Search the listing for the string "heading". Copy every line that has it.
★ ★ ★ ★ ★
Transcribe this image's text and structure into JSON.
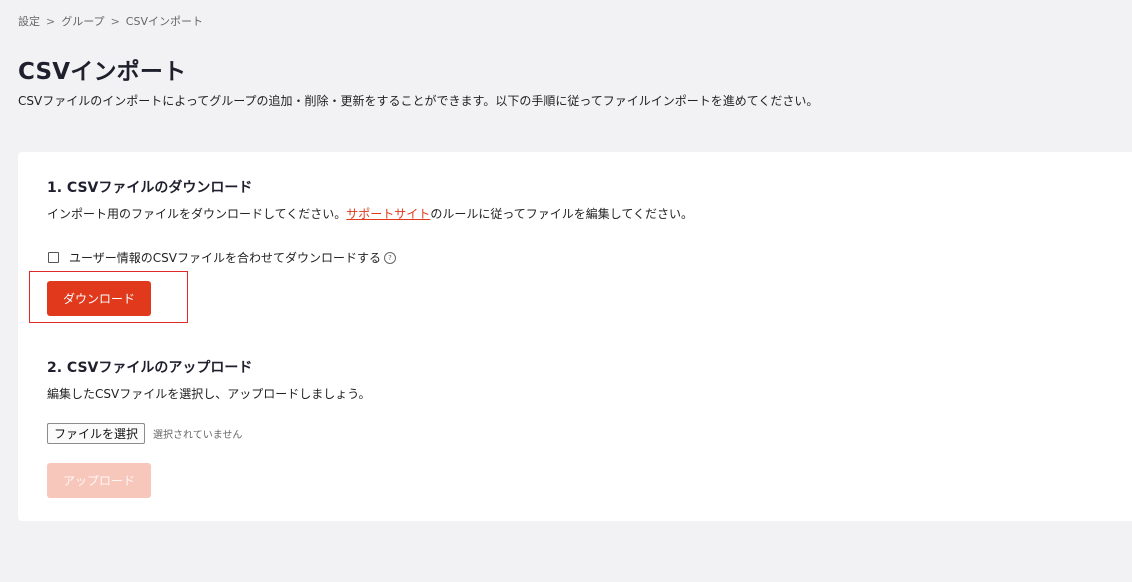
{
  "breadcrumb": {
    "items": [
      "設定",
      "グループ",
      "CSVインポート"
    ],
    "separator": ">"
  },
  "page": {
    "title": "CSVインポート",
    "description": "CSVファイルのインポートによってグループの追加・削除・更新をすることができます。以下の手順に従ってファイルインポートを進めてください。"
  },
  "download_section": {
    "heading": "1. CSVファイルのダウンロード",
    "text_before_link": "インポート用のファイルをダウンロードしてください。",
    "link_label": "サポートサイト",
    "text_after_link": "のルールに従ってファイルを編集してください。",
    "checkbox_label": "ユーザー情報のCSVファイルを合わせてダウンロードする",
    "checkbox_checked": false,
    "help_icon": "?",
    "button_label": "ダウンロード"
  },
  "upload_section": {
    "heading": "2. CSVファイルのアップロード",
    "text": "編集したCSVファイルを選択し、アップロードしましょう。",
    "file_button_label": "ファイルを選択",
    "file_status": "選択されていません",
    "button_label": "アップロード",
    "button_disabled": true
  },
  "colors": {
    "accent": "#e0391c",
    "accent_disabled": "#f8c7bc",
    "highlight": "#e02a2a",
    "background": "#f2f2f4",
    "card": "#ffffff"
  }
}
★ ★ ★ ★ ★
• Reply
    "heading": "1. CSVファイルのダウンロード",
    "heading": "2. CSVファイルのアップロード",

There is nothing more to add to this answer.